#### Task goal
Reproduce each line of the material exactly as it reads.

*****

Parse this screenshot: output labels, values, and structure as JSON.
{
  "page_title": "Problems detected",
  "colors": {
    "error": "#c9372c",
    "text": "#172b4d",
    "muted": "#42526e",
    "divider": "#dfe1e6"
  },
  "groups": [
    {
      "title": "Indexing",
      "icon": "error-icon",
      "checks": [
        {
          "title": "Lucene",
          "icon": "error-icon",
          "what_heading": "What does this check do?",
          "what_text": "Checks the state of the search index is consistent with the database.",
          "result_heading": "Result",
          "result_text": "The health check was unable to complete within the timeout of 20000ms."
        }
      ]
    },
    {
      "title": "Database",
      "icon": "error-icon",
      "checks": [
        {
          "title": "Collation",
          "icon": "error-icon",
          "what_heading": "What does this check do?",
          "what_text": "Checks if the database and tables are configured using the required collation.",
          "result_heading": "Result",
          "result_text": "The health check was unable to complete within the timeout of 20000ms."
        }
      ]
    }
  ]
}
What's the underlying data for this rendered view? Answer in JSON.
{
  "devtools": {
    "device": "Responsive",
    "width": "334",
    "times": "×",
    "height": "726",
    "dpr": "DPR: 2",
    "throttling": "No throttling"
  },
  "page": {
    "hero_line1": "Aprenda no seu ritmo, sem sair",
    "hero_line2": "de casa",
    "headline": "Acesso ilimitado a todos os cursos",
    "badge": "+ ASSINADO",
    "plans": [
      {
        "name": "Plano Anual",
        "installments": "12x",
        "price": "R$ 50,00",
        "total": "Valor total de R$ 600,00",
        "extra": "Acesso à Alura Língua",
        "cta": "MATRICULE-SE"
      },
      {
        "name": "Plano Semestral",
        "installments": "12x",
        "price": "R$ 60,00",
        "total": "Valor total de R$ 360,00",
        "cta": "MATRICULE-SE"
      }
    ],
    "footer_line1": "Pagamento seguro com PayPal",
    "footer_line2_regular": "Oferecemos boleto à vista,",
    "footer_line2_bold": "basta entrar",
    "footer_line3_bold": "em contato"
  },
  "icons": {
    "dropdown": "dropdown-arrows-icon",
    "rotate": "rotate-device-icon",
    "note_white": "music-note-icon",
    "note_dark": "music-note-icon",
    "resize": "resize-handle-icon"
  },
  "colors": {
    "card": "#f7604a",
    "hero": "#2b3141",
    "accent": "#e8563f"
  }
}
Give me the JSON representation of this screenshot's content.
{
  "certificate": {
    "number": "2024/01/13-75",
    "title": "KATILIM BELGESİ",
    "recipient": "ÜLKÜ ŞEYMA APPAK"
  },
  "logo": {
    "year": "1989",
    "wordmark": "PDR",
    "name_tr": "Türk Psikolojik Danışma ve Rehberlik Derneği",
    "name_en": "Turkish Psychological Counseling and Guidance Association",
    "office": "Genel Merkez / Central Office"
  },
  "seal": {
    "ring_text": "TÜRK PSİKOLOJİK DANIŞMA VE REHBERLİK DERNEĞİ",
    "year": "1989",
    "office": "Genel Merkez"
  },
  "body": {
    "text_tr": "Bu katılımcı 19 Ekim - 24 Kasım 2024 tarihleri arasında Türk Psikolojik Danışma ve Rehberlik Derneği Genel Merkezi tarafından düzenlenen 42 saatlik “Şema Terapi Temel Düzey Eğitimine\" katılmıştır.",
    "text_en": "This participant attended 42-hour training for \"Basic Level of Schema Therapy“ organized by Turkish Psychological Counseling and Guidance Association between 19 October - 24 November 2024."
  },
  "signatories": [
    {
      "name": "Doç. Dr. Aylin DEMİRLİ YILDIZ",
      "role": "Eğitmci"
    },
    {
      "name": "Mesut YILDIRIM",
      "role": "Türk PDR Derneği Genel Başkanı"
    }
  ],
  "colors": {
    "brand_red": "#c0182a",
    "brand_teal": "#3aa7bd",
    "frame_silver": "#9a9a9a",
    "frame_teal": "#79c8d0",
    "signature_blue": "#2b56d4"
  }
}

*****

#### Response
Parse this screenshot: output labels, values, and structure as JSON.
{
  "page_title": "Problems detected",
  "colors": {
    "error": "#c9372c",
    "text": "#172b4d",
    "muted": "#42526e",
    "divider": "#dfe1e6"
  },
  "groups": [
    {
      "title": "Indexing",
      "icon": "error-icon",
      "checks": [
        {
          "title": "Lucene",
          "icon": "error-icon",
          "what_heading": "What does this check do?",
          "what_text": "Checks the state of the search index is consistent with the database.",
          "result_heading": "Result",
          "result_text": "The health check was unable to complete within the timeout of 20000ms."
        }
      ]
    },
    {
      "title": "Database",
      "icon": "error-icon",
      "checks": [
        {
          "title": "Collation",
          "icon": "error-icon",
          "what_heading": "What does this check do?",
          "what_text": "Checks if the database and tables are configured using the required collation.",
          "result_heading": "Result",
          "result_text": "The health check was unable to complete within the timeout of 20000ms."
        }
      ]
    }
  ]
}
What's the underlying data for this rendered view? Answer in JSON.
{
  "devtools": {
    "device": "Responsive",
    "width": "334",
    "times": "×",
    "height": "726",
    "dpr": "DPR: 2",
    "throttling": "No throttling"
  },
  "page": {
    "hero_line1": "Aprenda no seu ritmo, sem sair",
    "hero_line2": "de casa",
    "headline": "Acesso ilimitado a todos os cursos",
    "badge": "+ ASSINADO",
    "plans": [
      {
        "name": "Plano Anual",
        "installments": "12x",
        "price": "R$ 50,00",
        "total": "Valor total de R$ 600,00",
        "extra": "Acesso à Alura Língua",
        "cta": "MATRICULE-SE"
      },
      {
        "name": "Plano Semestral",
        "installments": "12x",
        "price": "R$ 60,00",
        "total": "Valor total de R$ 360,00",
        "cta": "MATRICULE-SE"
      }
    ],
    "footer_line1": "Pagamento seguro com PayPal",
    "footer_line2_regular": "Oferecemos boleto à vista,",
    "footer_line2_bold": "basta entrar",
    "footer_line3_bold": "em contato"
  },
  "icons": {
    "dropdown": "dropdown-arrows-icon",
    "rotate": "rotate-device-icon",
    "note_white": "music-note-icon",
    "note_dark": "music-note-icon",
    "resize": "resize-handle-icon"
  },
  "colors": {
    "card": "#f7604a",
    "hero": "#2b3141",
    "accent": "#e8563f"
  }
}
Give me the JSON representation of this screenshot's content.
{
  "certificate": {
    "number": "2024/01/13-75",
    "title": "KATILIM BELGESİ",
    "recipient": "ÜLKÜ ŞEYMA APPAK"
  },
  "logo": {
    "year": "1989",
    "wordmark": "PDR",
    "name_tr": "Türk Psikolojik Danışma ve Rehberlik Derneği",
    "name_en": "Turkish Psychological Counseling and Guidance Association",
    "office": "Genel Merkez / Central Office"
  },
  "seal": {
    "ring_text": "TÜRK PSİKOLOJİK DANIŞMA VE REHBERLİK DERNEĞİ",
    "year": "1989",
    "office": "Genel Merkez"
  },
  "body": {
    "text_tr": "Bu katılımcı 19 Ekim - 24 Kasım 2024 tarihleri arasında Türk Psikolojik Danışma ve Rehberlik Derneği Genel Merkezi tarafından düzenlenen 42 saatlik “Şema Terapi Temel Düzey Eğitimine\" katılmıştır.",
    "text_en": "This participant attended 42-hour training for \"Basic Level of Schema Therapy“ organized by Turkish Psychological Counseling and Guidance Association between 19 October - 24 November 2024."
  },
  "signatories": [
    {
      "name": "Doç. Dr. Aylin DEMİRLİ YILDIZ",
      "role": "Eğitmci"
    },
    {
      "name": "Mesut YILDIRIM",
      "role": "Türk PDR Derneği Genel Başkanı"
    }
  ],
  "colors": {
    "brand_red": "#c0182a",
    "brand_teal": "#3aa7bd",
    "frame_silver": "#9a9a9a",
    "frame_teal": "#79c8d0",
    "signature_blue": "#2b56d4"
  }
}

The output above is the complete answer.